Newcastle is world famous for a number of iconic brands: Newcastle Brown Ale, a brand of beer, Newcastle United Football Club, a Premier League football team and the Tyne Bridge. It is also home to the most popular half marathon, the Great North Run.
Newcastle's thriving Chinatown lies in the north-west of Grainger Town, centered on Stowell Street. A new Chinese arch, or paifang, providing a landmark entrance, was handed over to the city with a ceremony in 2005.
The UK's first biotechnology village, the "Centre for Life" is located in the city centre close to Newcastle Central railway station. The village is the first step in the City Council's plans to transform Newcastle into a science city.

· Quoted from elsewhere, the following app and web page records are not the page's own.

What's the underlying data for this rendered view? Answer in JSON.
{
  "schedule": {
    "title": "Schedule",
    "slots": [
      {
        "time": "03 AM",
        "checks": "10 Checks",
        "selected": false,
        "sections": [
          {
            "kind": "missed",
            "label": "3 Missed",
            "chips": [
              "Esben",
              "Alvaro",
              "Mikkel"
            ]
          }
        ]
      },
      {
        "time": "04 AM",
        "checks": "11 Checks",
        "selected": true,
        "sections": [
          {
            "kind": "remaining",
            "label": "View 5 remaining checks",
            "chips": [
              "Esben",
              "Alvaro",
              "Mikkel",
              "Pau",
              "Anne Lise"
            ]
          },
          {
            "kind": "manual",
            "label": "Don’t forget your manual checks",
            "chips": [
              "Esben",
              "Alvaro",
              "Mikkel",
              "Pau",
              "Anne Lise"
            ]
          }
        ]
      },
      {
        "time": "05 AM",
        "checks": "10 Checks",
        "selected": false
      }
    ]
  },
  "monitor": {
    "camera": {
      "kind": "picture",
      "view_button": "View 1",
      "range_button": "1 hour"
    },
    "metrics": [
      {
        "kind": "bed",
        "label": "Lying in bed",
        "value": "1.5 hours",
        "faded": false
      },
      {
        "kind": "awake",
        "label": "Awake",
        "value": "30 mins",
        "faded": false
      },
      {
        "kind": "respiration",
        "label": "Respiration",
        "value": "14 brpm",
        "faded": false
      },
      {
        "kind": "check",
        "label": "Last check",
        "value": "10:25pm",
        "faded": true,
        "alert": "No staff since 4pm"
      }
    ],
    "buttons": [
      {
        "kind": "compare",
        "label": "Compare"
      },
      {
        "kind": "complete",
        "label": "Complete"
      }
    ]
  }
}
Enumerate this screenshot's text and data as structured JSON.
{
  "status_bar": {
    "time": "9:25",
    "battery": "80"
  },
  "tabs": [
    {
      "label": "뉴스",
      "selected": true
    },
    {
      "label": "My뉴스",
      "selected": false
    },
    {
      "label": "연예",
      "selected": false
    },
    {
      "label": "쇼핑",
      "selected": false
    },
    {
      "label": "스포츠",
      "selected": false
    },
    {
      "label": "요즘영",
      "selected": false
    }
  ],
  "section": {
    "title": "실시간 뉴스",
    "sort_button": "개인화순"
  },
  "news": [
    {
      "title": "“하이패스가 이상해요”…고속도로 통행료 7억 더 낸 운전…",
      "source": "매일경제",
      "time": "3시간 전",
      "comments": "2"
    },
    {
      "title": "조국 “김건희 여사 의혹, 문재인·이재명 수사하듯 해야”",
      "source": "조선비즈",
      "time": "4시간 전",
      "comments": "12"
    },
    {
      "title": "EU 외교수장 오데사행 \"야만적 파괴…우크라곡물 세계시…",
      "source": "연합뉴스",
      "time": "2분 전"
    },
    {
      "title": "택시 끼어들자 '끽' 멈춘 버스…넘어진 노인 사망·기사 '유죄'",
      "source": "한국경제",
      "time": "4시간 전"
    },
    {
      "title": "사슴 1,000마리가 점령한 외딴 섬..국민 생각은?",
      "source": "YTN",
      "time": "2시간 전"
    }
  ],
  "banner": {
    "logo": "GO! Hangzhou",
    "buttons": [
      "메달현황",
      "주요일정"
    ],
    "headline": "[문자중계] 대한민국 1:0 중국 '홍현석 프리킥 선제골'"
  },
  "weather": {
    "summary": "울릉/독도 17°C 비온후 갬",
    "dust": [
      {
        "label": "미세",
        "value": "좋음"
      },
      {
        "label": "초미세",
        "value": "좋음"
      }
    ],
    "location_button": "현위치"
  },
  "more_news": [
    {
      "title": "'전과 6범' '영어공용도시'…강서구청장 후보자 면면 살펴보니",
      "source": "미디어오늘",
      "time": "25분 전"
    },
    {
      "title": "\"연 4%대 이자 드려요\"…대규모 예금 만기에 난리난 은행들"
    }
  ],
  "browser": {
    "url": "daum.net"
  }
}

Located in the coast in South Wales, the city of Swansea lies on the Gower Peninsular and is the second largest city in Wales. Getting around the city and beyond to the Gower Peninsular is relatively straight forward. Bus services are operated by First Cymru and Veolia operate frequent services with all services departing from the city's bus station. There are also connection services to and from Swansea railway station.
Located on the quayside of Swansea Marina, originally the South Dock of 1859, the National Waterfront Museum stands in the former commercial heart of one of Wales's foremost industrial towns. There are 15 themed galleries each telling a different aspect of this crucial period in Welsh history using a mix of touch screen technology and real objects, enabling visitors to be in charge of tracing their own experience of the fascinating, and still evolving, story of industrial Wales.
Swansea Bay has a five mile sweep of coastline which features a beach, promenade, children's lido, leisure pool, marina and maritime quarter containing the Swansea Museum. Also in this area is the Dylan Thomas Centre which celebrates the life and work of the author.